[[ RECORDED INFORMATION, beginning ]]
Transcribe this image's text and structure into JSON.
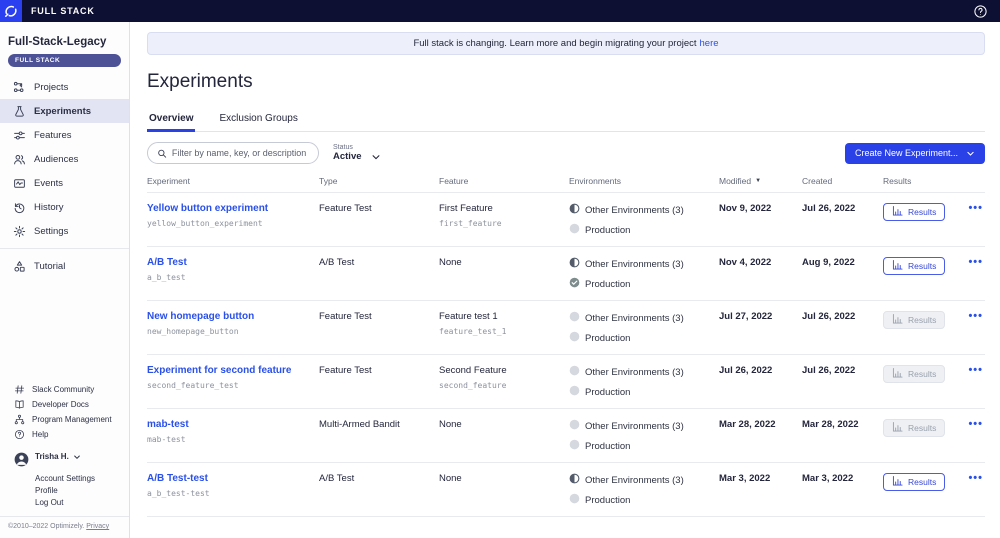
{
  "topbar": {
    "brand": "FULL STACK"
  },
  "sidebar": {
    "project_name": "Full-Stack-Legacy",
    "badge": "FULL STACK",
    "items": [
      {
        "label": "Projects",
        "icon": "projects-icon",
        "active": false
      },
      {
        "label": "Experiments",
        "icon": "flask-icon",
        "active": true
      },
      {
        "label": "Features",
        "icon": "sliders-icon",
        "active": false
      },
      {
        "label": "Audiences",
        "icon": "people-icon",
        "active": false
      },
      {
        "label": "Events",
        "icon": "events-icon",
        "active": false
      },
      {
        "label": "History",
        "icon": "history-icon",
        "active": false
      },
      {
        "label": "Settings",
        "icon": "gear-icon",
        "active": false
      },
      {
        "divider": true
      },
      {
        "label": "Tutorial",
        "icon": "shapes-icon",
        "active": false
      }
    ],
    "footer_links": [
      {
        "label": "Slack Community",
        "icon": "hash-icon"
      },
      {
        "label": "Developer Docs",
        "icon": "book-icon"
      },
      {
        "label": "Program Management",
        "icon": "sitemap-icon"
      },
      {
        "label": "Help",
        "icon": "help-icon"
      }
    ],
    "user": {
      "name": "Trisha H.",
      "links": [
        "Account Settings",
        "Profile",
        "Log Out"
      ]
    },
    "copyright": "©2010–2022 Optimizely.",
    "privacy_link": "Privacy"
  },
  "banner": {
    "text": "Full stack is changing. Learn more and begin migrating your project",
    "link": "here"
  },
  "page": {
    "title": "Experiments"
  },
  "tabs": [
    {
      "label": "Overview",
      "active": true
    },
    {
      "label": "Exclusion Groups",
      "active": false
    }
  ],
  "toolbar": {
    "filter_placeholder": "Filter by name, key, or description",
    "status_label": "Status",
    "status_value": "Active",
    "create_button": "Create New Experiment..."
  },
  "table": {
    "headers": [
      "Experiment",
      "Type",
      "Feature",
      "Environments",
      "Modified",
      "Created",
      "Results"
    ],
    "sorted_column": "Modified",
    "results_label": "Results",
    "rows": [
      {
        "name": "Yellow button experiment",
        "key": "yellow_button_experiment",
        "type": "Feature Test",
        "feature": "First Feature",
        "feature_key": "first_feature",
        "environments": [
          {
            "label": "Other Environments (3)",
            "state": "half"
          },
          {
            "label": "Production",
            "state": "off"
          }
        ],
        "modified": "Nov 9, 2022",
        "created": "Jul 26, 2022",
        "results_enabled": true
      },
      {
        "name": "A/B Test",
        "key": "a_b_test",
        "type": "A/B Test",
        "feature": "None",
        "feature_key": "",
        "environments": [
          {
            "label": "Other Environments (3)",
            "state": "half"
          },
          {
            "label": "Production",
            "state": "check"
          }
        ],
        "modified": "Nov 4, 2022",
        "created": "Aug 9, 2022",
        "results_enabled": true
      },
      {
        "name": "New homepage button",
        "key": "new_homepage_button",
        "type": "Feature Test",
        "feature": "Feature test 1",
        "feature_key": "feature_test_1",
        "environments": [
          {
            "label": "Other Environments (3)",
            "state": "off"
          },
          {
            "label": "Production",
            "state": "off"
          }
        ],
        "modified": "Jul 27, 2022",
        "created": "Jul 26, 2022",
        "results_enabled": false
      },
      {
        "name": "Experiment for second feature",
        "key": "second_feature_test",
        "type": "Feature Test",
        "feature": "Second Feature",
        "feature_key": "second_feature",
        "environments": [
          {
            "label": "Other Environments (3)",
            "state": "off"
          },
          {
            "label": "Production",
            "state": "off"
          }
        ],
        "modified": "Jul 26, 2022",
        "created": "Jul 26, 2022",
        "results_enabled": false
      },
      {
        "name": "mab-test",
        "key": "mab-test",
        "type": "Multi-Armed Bandit",
        "feature": "None",
        "feature_key": "",
        "environments": [
          {
            "label": "Other Environments (3)",
            "state": "off"
          },
          {
            "label": "Production",
            "state": "off"
          }
        ],
        "modified": "Mar 28, 2022",
        "created": "Mar 28, 2022",
        "results_enabled": false
      },
      {
        "name": "A/B Test-test",
        "key": "a_b_test-test",
        "type": "A/B Test",
        "feature": "None",
        "feature_key": "",
        "environments": [
          {
            "label": "Other Environments (3)",
            "state": "half"
          },
          {
            "label": "Production",
            "state": "off"
          }
        ],
        "modified": "Mar 3, 2022",
        "created": "Mar 3, 2022",
        "results_enabled": true
      }
    ]
  }
}
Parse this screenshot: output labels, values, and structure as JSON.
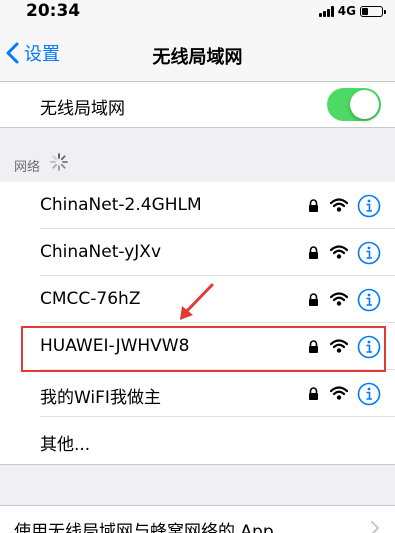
{
  "status_bar": {
    "time": "20:34",
    "network": "4G",
    "battery_level": 0.3
  },
  "nav": {
    "back_label": "设置",
    "title": "无线局域网"
  },
  "wlan": {
    "label": "无线局域网",
    "enabled": true
  },
  "section": {
    "label": "网络"
  },
  "networks": [
    {
      "name": "ChinaNet-2.4GHLM",
      "locked": true
    },
    {
      "name": "ChinaNet-yJXv",
      "locked": true
    },
    {
      "name": "CMCC-76hZ",
      "locked": true
    },
    {
      "name": "HUAWEI-JWHVW8",
      "locked": true,
      "highlighted": true
    },
    {
      "name": "我的WiFI我做主",
      "locked": true
    },
    {
      "name": "其他..."
    }
  ],
  "footer": {
    "label": "使用无线局域网与蜂窝网络的 App"
  },
  "colors": {
    "accent": "#007aff",
    "toggle_on": "#4cd964",
    "highlight": "#e53935"
  }
}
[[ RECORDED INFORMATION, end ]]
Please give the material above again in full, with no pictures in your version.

RESPONSE BOX:
Transcribe this image's text and structure into JSON.
{
  "topbar": {
    "brand": "FULL STACK"
  },
  "sidebar": {
    "project_name": "Full-Stack-Legacy",
    "badge": "FULL STACK",
    "items": [
      {
        "label": "Projects",
        "icon": "projects-icon",
        "active": false
      },
      {
        "label": "Experiments",
        "icon": "flask-icon",
        "active": true
      },
      {
        "label": "Features",
        "icon": "sliders-icon",
        "active": false
      },
      {
        "label": "Audiences",
        "icon": "people-icon",
        "active": false
      },
      {
        "label": "Events",
        "icon": "events-icon",
        "active": false
      },
      {
        "label": "History",
        "icon": "history-icon",
        "active": false
      },
      {
        "label": "Settings",
        "icon": "gear-icon",
        "active": false
      },
      {
        "divider": true
      },
      {
        "label": "Tutorial",
        "icon": "shapes-icon",
        "active": false
      }
    ],
    "footer_links": [
      {
        "label": "Slack Community",
        "icon": "hash-icon"
      },
      {
        "label": "Developer Docs",
        "icon": "book-icon"
      },
      {
        "label": "Program Management",
        "icon": "sitemap-icon"
      },
      {
        "label": "Help",
        "icon": "help-icon"
      }
    ],
    "user": {
      "name": "Trisha H.",
      "links": [
        "Account Settings",
        "Profile",
        "Log Out"
      ]
    },
    "copyright": "©2010–2022 Optimizely.",
    "privacy_link": "Privacy"
  },
  "banner": {
    "text": "Full stack is changing. Learn more and begin migrating your project",
    "link": "here"
  },
  "page": {
    "title": "Experiments"
  },
  "tabs": [
    {
      "label": "Overview",
      "active": true
    },
    {
      "label": "Exclusion Groups",
      "active": false
    }
  ],
  "toolbar": {
    "filter_placeholder": "Filter by name, key, or description",
    "status_label": "Status",
    "status_value": "Active",
    "create_button": "Create New Experiment..."
  },
  "table": {
    "headers": [
      "Experiment",
      "Type",
      "Feature",
      "Environments",
      "Modified",
      "Created",
      "Results"
    ],
    "sorted_column": "Modified",
    "results_label": "Results",
    "rows": [
      {
        "name": "Yellow button experiment",
        "key": "yellow_button_experiment",
        "type": "Feature Test",
        "feature": "First Feature",
        "feature_key": "first_feature",
        "environments": [
          {
            "label": "Other Environments (3)",
            "state": "half"
          },
          {
            "label": "Production",
            "state": "off"
          }
        ],
        "modified": "Nov 9, 2022",
        "created": "Jul 26, 2022",
        "results_enabled": true
      },
      {
        "name": "A/B Test",
        "key": "a_b_test",
        "type": "A/B Test",
        "feature": "None",
        "feature_key": "",
        "environments": [
          {
            "label": "Other Environments (3)",
            "state": "half"
          },
          {
            "label": "Production",
            "state": "check"
          }
        ],
        "modified": "Nov 4, 2022",
        "created": "Aug 9, 2022",
        "results_enabled": true
      },
      {
        "name": "New homepage button",
        "key": "new_homepage_button",
        "type": "Feature Test",
        "feature": "Feature test 1",
        "feature_key": "feature_test_1",
        "environments": [
          {
            "label": "Other Environments (3)",
            "state": "off"
          },
          {
            "label": "Production",
            "state": "off"
          }
        ],
        "modified": "Jul 27, 2022",
        "created": "Jul 26, 2022",
        "results_enabled": false
      },
      {
        "name": "Experiment for second feature",
        "key": "second_feature_test",
        "type": "Feature Test",
        "feature": "Second Feature",
        "feature_key": "second_feature",
        "environments": [
          {
            "label": "Other Environments (3)",
            "state": "off"
          },
          {
            "label": "Production",
            "state": "off"
          }
        ],
        "modified": "Jul 26, 2022",
        "created": "Jul 26, 2022",
        "results_enabled": false
      },
      {
        "name": "mab-test",
        "key": "mab-test",
        "type": "Multi-Armed Bandit",
        "feature": "None",
        "feature_key": "",
        "environments": [
          {
            "label": "Other Environments (3)",
            "state": "off"
          },
          {
            "label": "Production",
            "state": "off"
          }
        ],
        "modified": "Mar 28, 2022",
        "created": "Mar 28, 2022",
        "results_enabled": false
      },
      {
        "name": "A/B Test-test",
        "key": "a_b_test-test",
        "type": "A/B Test",
        "feature": "None",
        "feature_key": "",
        "environments": [
          {
            "label": "Other Environments (3)",
            "state": "half"
          },
          {
            "label": "Production",
            "state": "off"
          }
        ],
        "modified": "Mar 3, 2022",
        "created": "Mar 3, 2022",
        "results_enabled": true
      }
    ]
  }
}
Parse this screenshot: output labels, values, and structure as JSON.
{
  "status_bar": {
    "time": "20:34",
    "network": "4G",
    "battery_level": 0.3
  },
  "nav": {
    "back_label": "设置",
    "title": "无线局域网"
  },
  "wlan": {
    "label": "无线局域网",
    "enabled": true
  },
  "section": {
    "label": "网络"
  },
  "networks": [
    {
      "name": "ChinaNet-2.4GHLM",
      "locked": true
    },
    {
      "name": "ChinaNet-yJXv",
      "locked": true
    },
    {
      "name": "CMCC-76hZ",
      "locked": true
    },
    {
      "name": "HUAWEI-JWHVW8",
      "locked": true,
      "highlighted": true
    },
    {
      "name": "我的WiFI我做主",
      "locked": true
    },
    {
      "name": "其他..."
    }
  ],
  "footer": {
    "label": "使用无线局域网与蜂窝网络的 App"
  },
  "colors": {
    "accent": "#007aff",
    "toggle_on": "#4cd964",
    "highlight": "#e53935"
  }
}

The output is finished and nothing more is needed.